Take every line from the records below that includes the word "close".

◆ **Working data**
__________
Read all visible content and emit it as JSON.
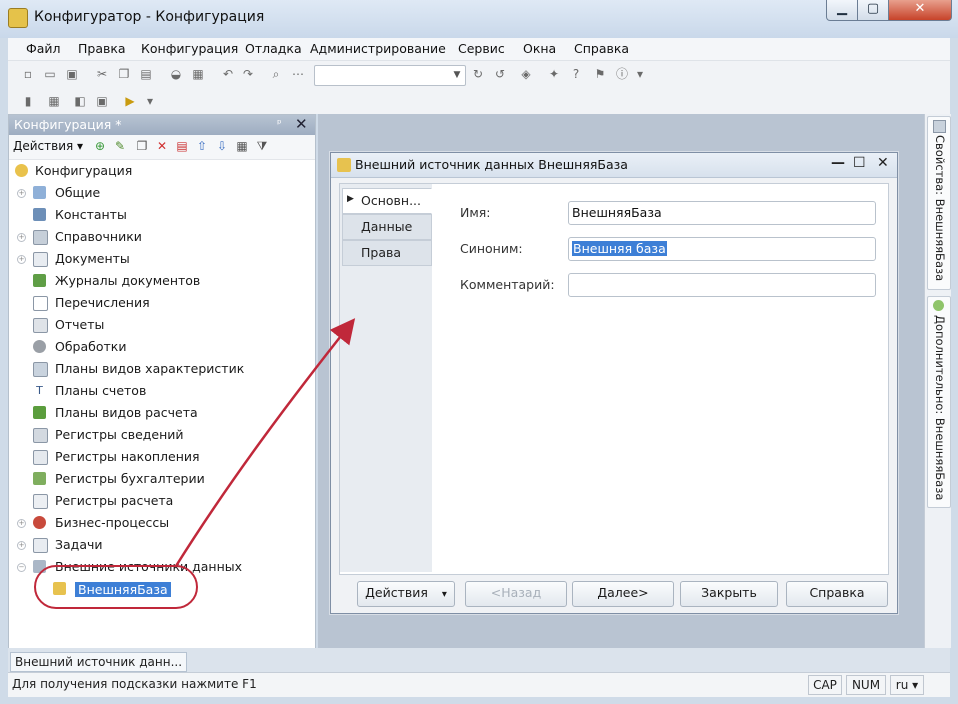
{
  "window": {
    "title": "Конфигуратор - Конфигурация",
    "min_icon": "minimize-icon",
    "max_icon": "maximize-icon",
    "close_icon": "close-icon"
  },
  "menu": [
    "Файл",
    "Правка",
    "Конфигурация",
    "Отладка",
    "Администрирование",
    "Сервис",
    "Окна",
    "Справка"
  ],
  "left_panel": {
    "title": "Конфигурация *",
    "pin": "ᵖ",
    "close": "✕",
    "actions_label": "Действия ▾",
    "tree": {
      "root": "Конфигурация",
      "items": [
        "Общие",
        "Константы",
        "Справочники",
        "Документы",
        "Журналы документов",
        "Перечисления",
        "Отчеты",
        "Обработки",
        "Планы видов характеристик",
        "Планы счетов",
        "Планы видов расчета",
        "Регистры сведений",
        "Регистры накопления",
        "Регистры бухгалтерии",
        "Регистры расчета",
        "Бизнес-процессы",
        "Задачи",
        "Внешние источники данных"
      ],
      "selected": "ВнешняяБаза"
    }
  },
  "dialog": {
    "title": "Внешний источник данных ВнешняяБаза",
    "minimize": "—",
    "maximize": "☐",
    "close": "✕",
    "tabs": [
      "Основн...",
      "Данные",
      "Права"
    ],
    "fields": {
      "name_label": "Имя:",
      "name_value": "ВнешняяБаза",
      "synonym_label": "Синоним:",
      "synonym_value": "Внешняя база",
      "comment_label": "Комментарий:",
      "comment_value": ""
    },
    "buttons": {
      "actions": "Действия",
      "actions_arrow": "▾",
      "back": "<Назад",
      "next": "Далее>",
      "close": "Закрыть",
      "help": "Справка"
    }
  },
  "sidebar_tabs": [
    "Свойства: ВнешняяБаза",
    "Дополнительно: ВнешняяБаза"
  ],
  "taskbar": {
    "item": "Внешний источник данн..."
  },
  "status": {
    "hint": "Для получения подсказки нажмите F1",
    "cap": "CAP",
    "num": "NUM",
    "lang": "ru ▾"
  },
  "colors": {
    "selection": "#3d7fd6",
    "annotation": "#c0283a"
  }
}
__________
◆ **Answer to the exercise**
    "close_icon": "close-icon"
    "close": "✕",
    "close": "✕",
      "close": "Закрыть",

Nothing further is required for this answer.